## REQUIRED WORK:
Look through the data below. Collect every line where the word "total" occurs.

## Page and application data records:
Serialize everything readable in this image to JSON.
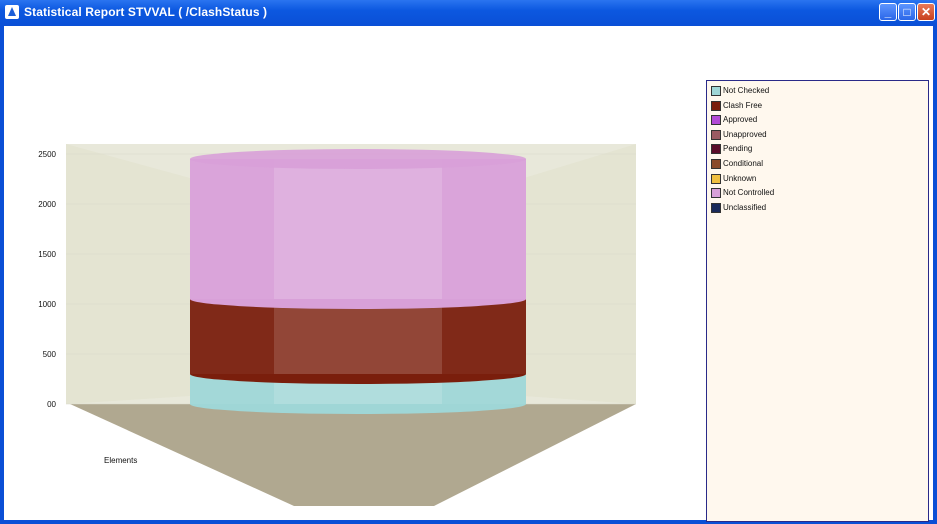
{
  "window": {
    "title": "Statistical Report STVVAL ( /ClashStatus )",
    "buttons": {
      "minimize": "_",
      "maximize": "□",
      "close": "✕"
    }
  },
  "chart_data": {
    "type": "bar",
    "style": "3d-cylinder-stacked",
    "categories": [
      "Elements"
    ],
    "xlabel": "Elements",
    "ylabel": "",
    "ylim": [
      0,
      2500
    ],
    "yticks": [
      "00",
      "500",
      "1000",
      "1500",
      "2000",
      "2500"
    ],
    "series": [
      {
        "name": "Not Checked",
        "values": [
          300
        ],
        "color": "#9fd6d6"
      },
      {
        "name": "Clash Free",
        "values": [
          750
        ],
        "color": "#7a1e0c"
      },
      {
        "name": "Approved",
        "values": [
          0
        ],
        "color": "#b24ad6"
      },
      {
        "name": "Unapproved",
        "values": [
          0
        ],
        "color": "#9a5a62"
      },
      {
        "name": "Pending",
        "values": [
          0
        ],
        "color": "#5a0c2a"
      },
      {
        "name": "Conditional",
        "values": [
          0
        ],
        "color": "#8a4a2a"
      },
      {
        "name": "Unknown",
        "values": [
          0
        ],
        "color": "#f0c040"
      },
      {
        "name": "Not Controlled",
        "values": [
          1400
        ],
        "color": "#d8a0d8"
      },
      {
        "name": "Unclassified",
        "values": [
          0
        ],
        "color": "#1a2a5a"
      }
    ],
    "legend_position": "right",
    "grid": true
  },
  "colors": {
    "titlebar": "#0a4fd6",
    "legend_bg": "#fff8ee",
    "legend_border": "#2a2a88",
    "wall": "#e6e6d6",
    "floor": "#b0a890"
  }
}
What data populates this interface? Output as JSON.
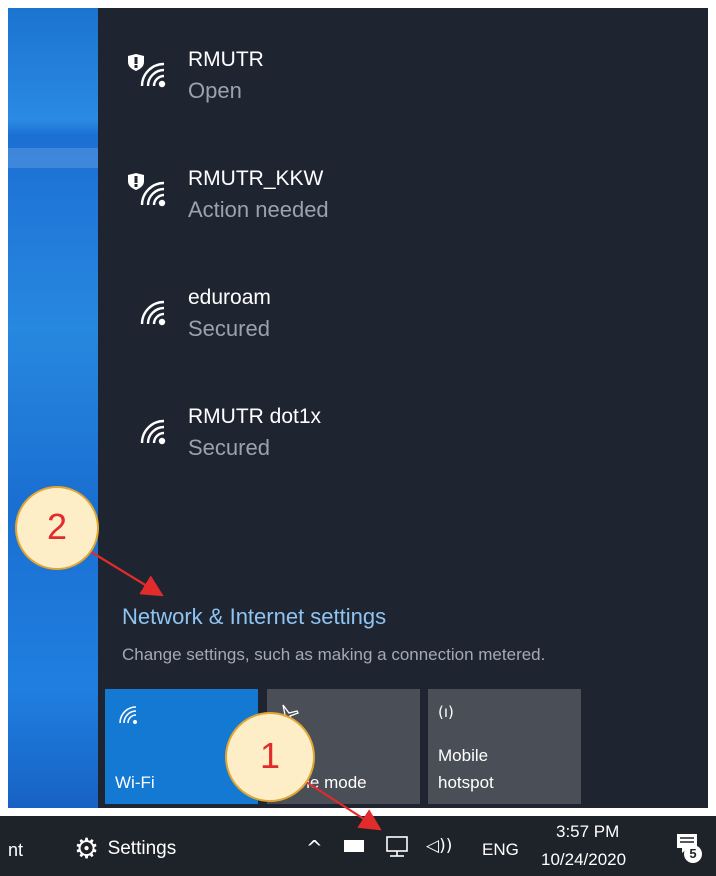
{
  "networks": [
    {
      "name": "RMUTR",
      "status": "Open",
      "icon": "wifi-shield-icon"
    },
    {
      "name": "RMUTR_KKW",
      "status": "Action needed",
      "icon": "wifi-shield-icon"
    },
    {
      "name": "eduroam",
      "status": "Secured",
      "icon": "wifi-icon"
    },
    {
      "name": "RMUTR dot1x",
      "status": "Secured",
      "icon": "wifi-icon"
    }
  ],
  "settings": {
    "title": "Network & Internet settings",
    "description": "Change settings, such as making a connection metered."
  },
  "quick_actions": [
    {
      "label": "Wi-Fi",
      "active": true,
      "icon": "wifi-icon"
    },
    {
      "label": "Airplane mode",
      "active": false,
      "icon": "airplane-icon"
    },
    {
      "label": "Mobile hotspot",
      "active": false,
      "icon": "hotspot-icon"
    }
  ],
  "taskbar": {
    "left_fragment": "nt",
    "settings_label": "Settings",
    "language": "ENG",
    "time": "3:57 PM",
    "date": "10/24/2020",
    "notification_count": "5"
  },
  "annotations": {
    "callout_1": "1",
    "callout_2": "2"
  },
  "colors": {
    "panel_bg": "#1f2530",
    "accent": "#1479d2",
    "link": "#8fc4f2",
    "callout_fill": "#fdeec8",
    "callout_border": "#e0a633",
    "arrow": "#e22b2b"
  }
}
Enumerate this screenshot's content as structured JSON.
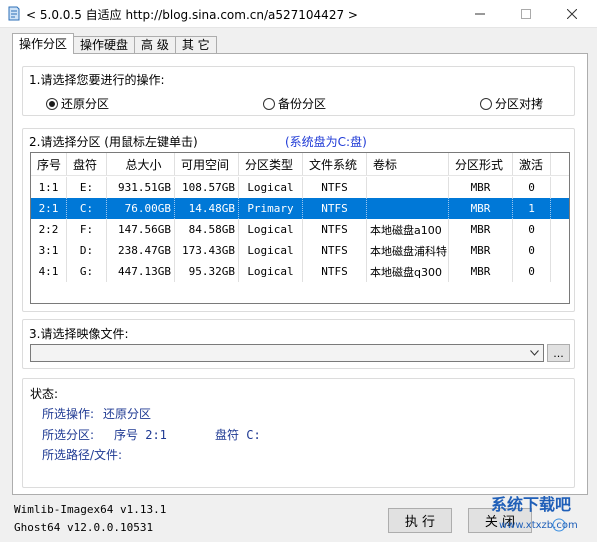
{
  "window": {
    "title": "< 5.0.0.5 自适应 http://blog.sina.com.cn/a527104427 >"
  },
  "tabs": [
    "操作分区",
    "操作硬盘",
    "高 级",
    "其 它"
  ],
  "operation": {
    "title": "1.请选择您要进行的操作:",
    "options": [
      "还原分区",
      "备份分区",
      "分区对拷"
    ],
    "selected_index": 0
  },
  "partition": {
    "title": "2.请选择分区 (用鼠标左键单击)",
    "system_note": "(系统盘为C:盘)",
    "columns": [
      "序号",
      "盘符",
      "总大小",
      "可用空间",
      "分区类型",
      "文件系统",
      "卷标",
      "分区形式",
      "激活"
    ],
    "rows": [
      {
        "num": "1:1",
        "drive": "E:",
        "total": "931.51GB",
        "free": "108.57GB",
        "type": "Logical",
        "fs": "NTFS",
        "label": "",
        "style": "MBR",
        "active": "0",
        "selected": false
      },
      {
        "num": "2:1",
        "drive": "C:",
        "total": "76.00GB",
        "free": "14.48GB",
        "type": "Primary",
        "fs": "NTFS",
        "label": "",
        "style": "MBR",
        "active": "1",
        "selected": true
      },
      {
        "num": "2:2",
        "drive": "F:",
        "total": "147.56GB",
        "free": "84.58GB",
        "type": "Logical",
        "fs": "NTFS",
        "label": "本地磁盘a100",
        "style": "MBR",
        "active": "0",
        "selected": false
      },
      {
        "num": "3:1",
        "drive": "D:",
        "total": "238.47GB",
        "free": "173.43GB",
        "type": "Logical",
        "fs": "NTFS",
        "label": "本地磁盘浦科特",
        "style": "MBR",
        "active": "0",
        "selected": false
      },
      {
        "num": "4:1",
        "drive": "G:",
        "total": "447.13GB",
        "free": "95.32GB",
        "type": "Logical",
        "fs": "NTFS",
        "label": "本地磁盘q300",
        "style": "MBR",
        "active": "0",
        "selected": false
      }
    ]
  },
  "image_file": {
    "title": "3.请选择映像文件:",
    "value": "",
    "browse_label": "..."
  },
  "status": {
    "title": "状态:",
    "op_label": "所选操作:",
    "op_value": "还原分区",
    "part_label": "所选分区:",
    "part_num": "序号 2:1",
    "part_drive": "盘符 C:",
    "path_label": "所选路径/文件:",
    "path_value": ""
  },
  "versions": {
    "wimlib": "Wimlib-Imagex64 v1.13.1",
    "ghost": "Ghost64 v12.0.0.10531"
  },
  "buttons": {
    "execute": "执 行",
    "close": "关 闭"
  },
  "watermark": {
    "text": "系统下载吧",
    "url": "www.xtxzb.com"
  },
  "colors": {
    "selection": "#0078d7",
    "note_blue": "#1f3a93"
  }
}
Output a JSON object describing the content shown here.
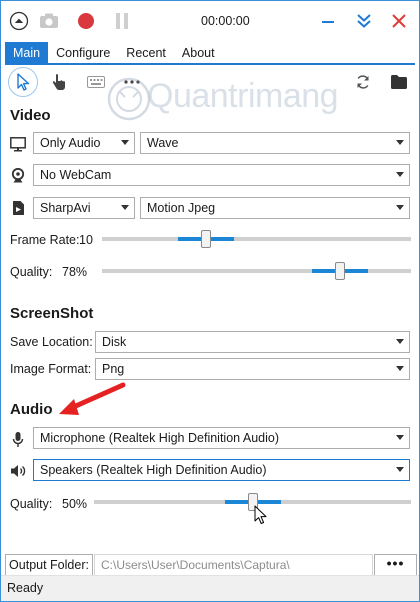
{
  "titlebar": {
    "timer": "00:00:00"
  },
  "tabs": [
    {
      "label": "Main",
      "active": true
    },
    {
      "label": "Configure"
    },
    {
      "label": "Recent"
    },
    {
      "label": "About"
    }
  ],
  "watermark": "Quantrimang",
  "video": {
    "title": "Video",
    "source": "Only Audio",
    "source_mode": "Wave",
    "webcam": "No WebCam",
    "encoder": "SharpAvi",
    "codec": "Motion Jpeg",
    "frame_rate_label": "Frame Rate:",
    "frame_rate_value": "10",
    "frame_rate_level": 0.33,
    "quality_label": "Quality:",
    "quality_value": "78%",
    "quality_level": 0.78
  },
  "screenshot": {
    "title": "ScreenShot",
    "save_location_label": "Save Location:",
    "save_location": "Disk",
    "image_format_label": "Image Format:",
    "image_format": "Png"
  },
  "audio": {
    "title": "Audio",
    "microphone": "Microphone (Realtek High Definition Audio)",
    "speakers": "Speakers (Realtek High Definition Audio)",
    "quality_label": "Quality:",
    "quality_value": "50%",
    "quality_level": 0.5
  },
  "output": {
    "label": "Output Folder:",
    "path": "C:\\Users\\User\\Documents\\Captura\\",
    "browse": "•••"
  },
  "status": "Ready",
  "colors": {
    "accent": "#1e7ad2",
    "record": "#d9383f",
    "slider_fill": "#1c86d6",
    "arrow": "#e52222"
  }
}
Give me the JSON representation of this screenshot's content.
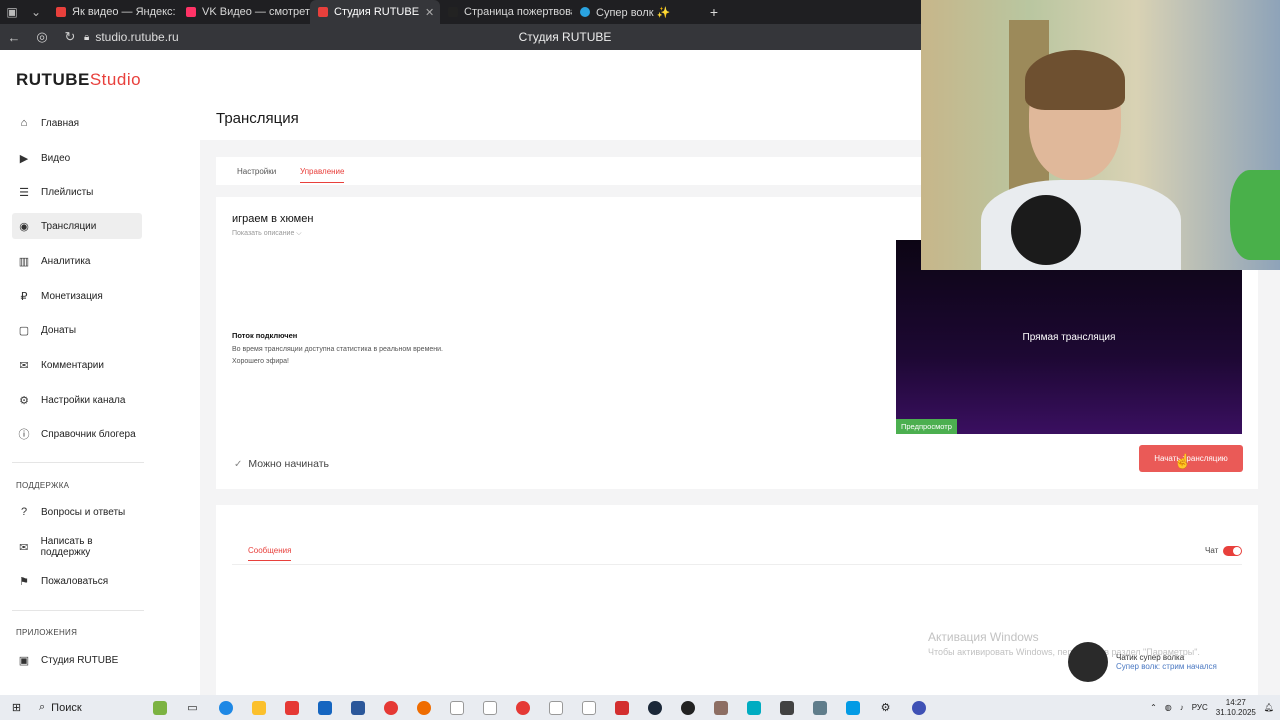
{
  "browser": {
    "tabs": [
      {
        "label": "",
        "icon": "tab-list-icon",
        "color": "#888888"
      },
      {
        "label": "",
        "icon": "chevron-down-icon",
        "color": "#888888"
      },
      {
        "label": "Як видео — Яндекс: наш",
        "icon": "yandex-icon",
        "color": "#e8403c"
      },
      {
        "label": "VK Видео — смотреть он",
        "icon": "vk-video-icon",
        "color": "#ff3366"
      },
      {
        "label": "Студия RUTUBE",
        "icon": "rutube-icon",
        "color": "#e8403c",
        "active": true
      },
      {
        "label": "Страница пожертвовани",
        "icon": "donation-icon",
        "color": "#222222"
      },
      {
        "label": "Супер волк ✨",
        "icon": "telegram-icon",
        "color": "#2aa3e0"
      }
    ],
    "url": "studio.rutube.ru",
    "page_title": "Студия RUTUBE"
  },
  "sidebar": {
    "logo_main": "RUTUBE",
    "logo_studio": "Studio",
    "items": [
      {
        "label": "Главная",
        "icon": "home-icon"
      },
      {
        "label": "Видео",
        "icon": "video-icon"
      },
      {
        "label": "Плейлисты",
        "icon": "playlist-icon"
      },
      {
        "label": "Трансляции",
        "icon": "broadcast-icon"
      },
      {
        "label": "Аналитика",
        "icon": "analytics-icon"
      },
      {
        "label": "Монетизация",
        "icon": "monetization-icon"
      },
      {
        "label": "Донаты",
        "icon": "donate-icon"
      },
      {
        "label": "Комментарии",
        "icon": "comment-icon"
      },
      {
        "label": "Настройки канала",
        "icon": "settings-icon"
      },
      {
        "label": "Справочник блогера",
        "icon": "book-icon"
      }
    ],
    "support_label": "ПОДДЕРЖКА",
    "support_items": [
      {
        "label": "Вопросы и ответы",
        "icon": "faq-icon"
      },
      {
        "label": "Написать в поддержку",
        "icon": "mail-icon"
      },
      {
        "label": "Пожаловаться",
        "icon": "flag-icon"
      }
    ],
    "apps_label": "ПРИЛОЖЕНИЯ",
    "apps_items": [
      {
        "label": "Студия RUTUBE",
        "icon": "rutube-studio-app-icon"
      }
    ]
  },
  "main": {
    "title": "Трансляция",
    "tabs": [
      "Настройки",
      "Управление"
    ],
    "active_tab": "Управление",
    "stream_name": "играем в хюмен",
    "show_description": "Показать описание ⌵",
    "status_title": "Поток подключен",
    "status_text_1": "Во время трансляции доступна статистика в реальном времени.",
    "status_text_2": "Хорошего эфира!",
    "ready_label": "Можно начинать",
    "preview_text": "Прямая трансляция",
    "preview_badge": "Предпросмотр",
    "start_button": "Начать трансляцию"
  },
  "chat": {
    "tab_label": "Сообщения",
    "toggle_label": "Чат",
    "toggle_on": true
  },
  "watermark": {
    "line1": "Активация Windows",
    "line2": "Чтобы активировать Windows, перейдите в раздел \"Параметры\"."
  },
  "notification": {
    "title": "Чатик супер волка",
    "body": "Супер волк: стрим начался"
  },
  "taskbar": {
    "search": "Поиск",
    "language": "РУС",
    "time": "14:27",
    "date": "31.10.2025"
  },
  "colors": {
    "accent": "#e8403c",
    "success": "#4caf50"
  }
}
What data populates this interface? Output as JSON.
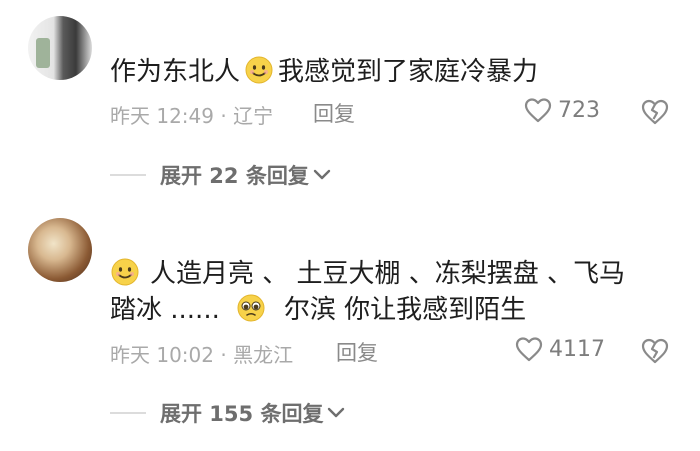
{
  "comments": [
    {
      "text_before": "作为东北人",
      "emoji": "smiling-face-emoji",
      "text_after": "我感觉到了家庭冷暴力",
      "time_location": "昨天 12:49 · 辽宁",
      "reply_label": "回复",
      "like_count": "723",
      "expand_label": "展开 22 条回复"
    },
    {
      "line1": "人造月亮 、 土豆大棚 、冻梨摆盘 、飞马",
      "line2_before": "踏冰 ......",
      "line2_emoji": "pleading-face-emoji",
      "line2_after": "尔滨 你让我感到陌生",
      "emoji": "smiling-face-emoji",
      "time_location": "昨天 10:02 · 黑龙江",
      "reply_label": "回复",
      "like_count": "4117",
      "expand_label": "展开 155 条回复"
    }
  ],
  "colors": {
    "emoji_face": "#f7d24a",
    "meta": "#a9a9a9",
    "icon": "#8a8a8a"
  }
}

## RESULT:
        "total": "931.51GB",
        "total": "76.00GB",
        "total": "147.56GB",
        "total": "238.47GB",
        "total": "447.13GB",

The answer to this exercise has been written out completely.